§ **WHAT YOU NEED TO DO**
Print the data exactly as it is given, please.

Component data from apps and pages
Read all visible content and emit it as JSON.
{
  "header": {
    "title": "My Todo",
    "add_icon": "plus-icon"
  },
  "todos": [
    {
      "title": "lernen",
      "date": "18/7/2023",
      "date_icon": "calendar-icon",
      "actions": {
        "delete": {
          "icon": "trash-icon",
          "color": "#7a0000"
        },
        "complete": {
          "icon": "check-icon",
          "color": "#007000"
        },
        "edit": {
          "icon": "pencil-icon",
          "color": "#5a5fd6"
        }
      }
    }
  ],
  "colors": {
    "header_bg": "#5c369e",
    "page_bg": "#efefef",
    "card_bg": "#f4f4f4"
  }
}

§ **COMPLETED TASK**
Read all visible content and emit it as JSON.
{
  "header": {
    "title": "My Todo",
    "add_icon": "plus-icon"
  },
  "todos": [
    {
      "title": "lernen",
      "date": "18/7/2023",
      "date_icon": "calendar-icon",
      "actions": {
        "delete": {
          "icon": "trash-icon",
          "color": "#7a0000"
        },
        "complete": {
          "icon": "check-icon",
          "color": "#007000"
        },
        "edit": {
          "icon": "pencil-icon",
          "color": "#5a5fd6"
        }
      }
    }
  ],
  "colors": {
    "header_bg": "#5c369e",
    "page_bg": "#efefef",
    "card_bg": "#f4f4f4"
  }
}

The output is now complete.